Find Out About Bowel Cancer

August 1st 2018

What is Bowel Cancer?

Bowel Cancer (also known as colorectal cancer) is cancer in any part of the colan or rectum. Most bowel cancers develop from tiny growths called polyps. Not all polyps become cancerous. Over time some polyps known as adenomas, can become cancerous (malignant). Cancer can narrow and block the bowel or cause bleeding. In more advanced cases, the cancer can spread beyond the bowel to other organs. However, if caught early, 50% of bowel cancer cases can be successfully treated.


How Common is Bowel Cancer?

  • Bowel Cancer is the second most common cause of cancer deaths in Australians.
  • Around 15,000 people are diagnosed with the disease each year and over 1,000 are under the age of 50.
  • Bowel Cancer affects men and women almost equally.

Reducing the Risk

Age, family history, hereditary conditions and personal health can all influence your bowel cancer risk. These factors cannot be changed and are therefore referred to as non-modifiable.

Diet and lifestyle choices as well as screening and surveillance can influence your bowel cancer risk. These are things you can change and are therefore referred to as modifiable.


Tips to help reduce your bowel cancer risk.

v  Quit Smoking.

v  Avoid Processed meats and limit red meat consumption.

v  Avoid weight gain and increases in waist circumference.

v  If you choose to drink alcohol limit, the amount.

v  Eat naturally high-fibre foods.

v  Be Physically active as part of your everyday life.

v  Participate in bowel cancer screening.


Bowel Cancer Screening
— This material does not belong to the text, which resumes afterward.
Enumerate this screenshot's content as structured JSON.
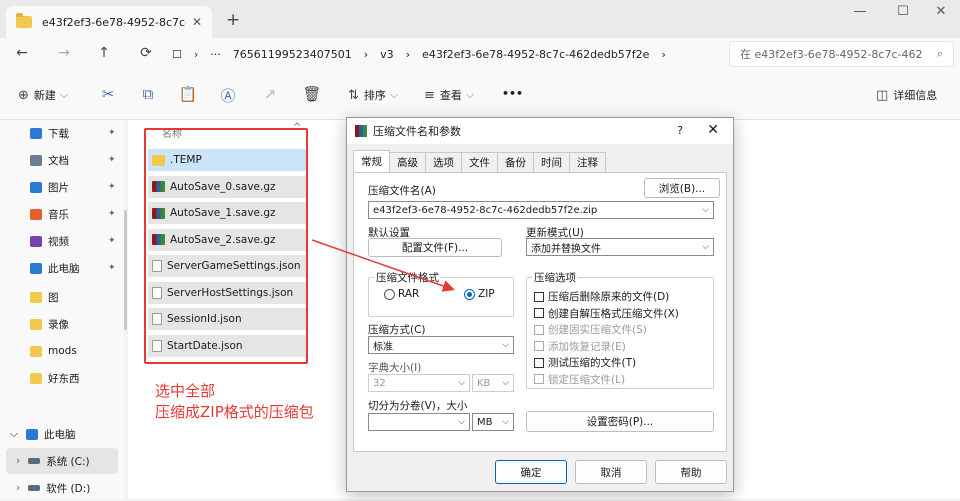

Medical guidelines recommend that anyone aged over 50 is to do a test every 1 to 2 years using a faecal immunochemical test (FIT)

The Bowel Screen Australia Program uses the Colovantage Home test which can be purchased from participating pharmacies. This take-home test is simple to use and does not require any diet or medication changes. Campbell & Freebairn have the ColoVantage HOME Bowel Screening Test for $39.95.

The test involves placing toilet water on a special card and mailing it to a pathology laboratory. Following analysis, the results are sent to you and your GP.

+ A positive result means blood has been detected in the samples. It does not necessarily mean bowel cancer, but it does require further investigation. You should be referred for a colonoscopy within 30 days by your GP.

­- A negative result means blood has not been detected in the samples, however it does not mean you do not have or will never develop bowel cancer. The test should be repeated every 1 – 2 years


Symptoms of Bowel Cancer

It is vitally important to recognize possible bowel cancer symptoms and have them investigated if they persist.

Not everyone who experiences these symptoms has bowel cancer. Other medical conditions, some food or medicines can also cause these changes.


What to Look Out For….

  • A persistent change in bowel habit, such as looser, more diarrhoea-like bowel movements, constipation, or smaller more frequent bowel movements.
  • A change in appearance of bowel movements.
  • Blood in the bowel movement or rectal bleeding.
  • Unexplained anaemia causing tiredness or weight loss.
  • Abdominal pain, especially if severe.


If you are experiencing and of the above symptoms for more than two weeks, see your GP immediately.

If symptoms suggest cancer, you should be referred for a colonoscopy within 30 days by your GP.

However old you are, you should never be told by your GP that you are too young to have bowel cancer.